Regarding the latter priority, the Innovation Center “provides a forum for the industry to identify opportunities and develop action plans to better deliver nutritious dairy foods, beverages and ingredients for the health of people, communities, and the earth,” added Kimberly Clauss, a California dairy producer and NDB chair. “In other words, it’s Healthy People … Healthy Products … Healthy Planet.”
“When the public has a positive image of dairy products, dairy producers and the industry, it helps maintain and grow confidence in U.S. dairy products and ingredients,” she said.
A Consumer Confidence operating team has been created to work with dairy marketers to drive a consistent, unified message to consumers.
The dairy checkoff already does this through such vehicles as www.dairyfarmingtoday.org, which educates consumers about how dairy producers care for their animals and the environment, while providing safe, nutrient-rich dairy products. Components of the Web site can also be found on You Tube, Facebook and Twitter to reach more consumers through social media.
Clauss related that the checkoff has an industry-wide issues and crisis management system in place to respond to misinformation with a common voice. Checkoff-funded regional crisis preparedness drills in 2009 involved more than 150 participants from dairy co-ops, branded processing companies, grocery store chains, and federal and state government regulatory agencies.
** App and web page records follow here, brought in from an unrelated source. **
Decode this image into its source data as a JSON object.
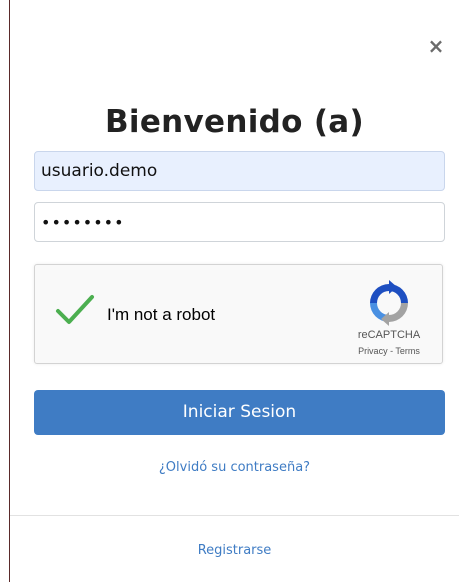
{
  "modal": {
    "close_icon": "×",
    "title": "Bienvenido (a)"
  },
  "form": {
    "username_value": "usuario.demo",
    "password_value": "••••••••"
  },
  "captcha": {
    "label": "I'm not a robot",
    "brand": "reCAPTCHA",
    "privacy": "Privacy",
    "separator": " - ",
    "terms": "Terms",
    "checked": true,
    "check_color": "#4caf50"
  },
  "actions": {
    "login_label": "Iniciar Sesion",
    "forgot_label": "¿Olvidó su contraseña?",
    "register_label": "Registrarse"
  },
  "colors": {
    "primary": "#3f7cc4",
    "autofill_bg": "#e8f0fe"
  }
}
According to Clauss, the goal is to create a “common voice” network to respond in the event of a crisis involving consumer confidence in dairy products and ingredients.
For more information about producer-funded dairy checkoff programs, visit www.dairycheckoff.com.